Protecting Children From Lead Paint


Lead paint and lead paint dust are the most common ways that children are exposed to lead. Though lead-based paint was outlawed in 1978, many homes built before that still have lead-based paint inside or outside. In fact, 24 million homes in the United States still have lead paint inside and children live in more than 4 million of these homes, according to the Centers for Disease Control and Prevention. If your home was built before 1978, it's wise to take steps to have any areas with lead-based paint removed or repaired so your children aren't exposed. If you suspect that your child has been exposed, seek medical attention because the effects of lead poisoning cannot be reversed.

The Dangers of Lead

There is no safe level of lead for children. Even small amounts of lead can cause problems in children. Exposure to lead can cause behavior problems and hyperactivity in children. Children might also experience learning problems in the classroom. Lead exposure has also been linked to lower IQs. Lead exposure can cause growth delays, hearing problems and the development of anemia, a condition marked by low blood levels of iron. Though extremely rare, lead exposure can cause seizures, comas, and death. Children are more susceptible to the effects of lead because their bodies absorb more lead than adults' do.

Methods for Lead Paint Abatement

Removing lead paint is one lead abatement procedure. This isn't always feasible, however, so there are alternate ways of dealing with contaminated paint. Paint stabilization, for example, is done by repairing or removing areas of paint that are chipping or otherwise damaged and then painting over the entire surface with a new coat of paint. This is particularly important if you have a small child who might be tempted to chew or nibble on walls or other surfaces painted with lead-based paint. A similar procedure is done to protect children from dust that can be formed when lead-based paint is chipping or flaking off the wall.

Lead Paint Might Be On More Than the Walls

In addition to repairing and repainting areas on the walls, you'll also need to consider other surfaces in your home. Windowsills, doors, door frames, stairs, railings, banisters, as well as outdoor surfaces, such as decks and porches, might also be painted with lead-based paint.

Don't Take Care of Lead-Based Paint On Your Own

Don't attempt to remove or abate lead-based paint on your own. Hire a professional like Colfax Corporation so the task is done correctly and accurately. If the lead-based paint is still in place, but the areas have been repaired, take good care of your newly painted surfaces.
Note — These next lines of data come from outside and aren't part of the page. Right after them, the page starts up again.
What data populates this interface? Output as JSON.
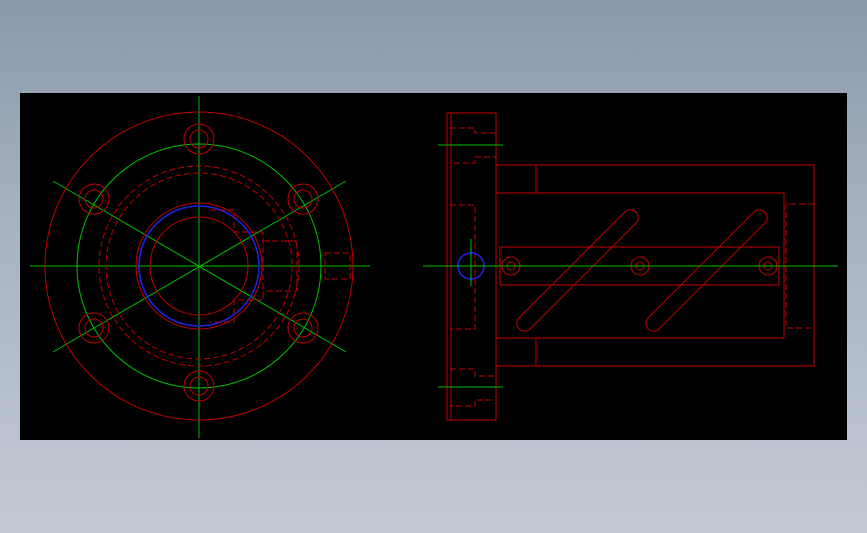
{
  "viewer": {
    "background_color": "#000000",
    "frame_gradient": [
      "#8a99ab",
      "#c3cad6"
    ]
  },
  "drawing": {
    "layers": {
      "outline": "#c00000",
      "centerline": "#00c000",
      "highlight": "#2020e0"
    },
    "views": [
      {
        "name": "front-view",
        "description_hidden": false
      },
      {
        "name": "side-view",
        "description_hidden": false
      }
    ]
  }
}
Keeping the painted surfaces in good condition will reduce the risk that the lead-based paint underneath will make it's way into your home.


5 February 2015

Bringing the Spa Home

When my husband and I took our "second honeymoon," we stayed at a glorious resort with an on-site spa. We booked couples' packages for massages and other treatments. When we got home, we decided our bathroom was not nearly as soothing or peaceful as it could be. Armed with inspiration from our visit to the spa, we ripped out the existing vanity, tub, toilet, and other fixtures, and replaced them with more spa-like models. A frameless shower door and a quartz-topped vanity were two of the best decisions we ever made. If you want to enjoy a day at the spa—without actually leaving your home—I hope you will use the information on this blog to make it happen for your family.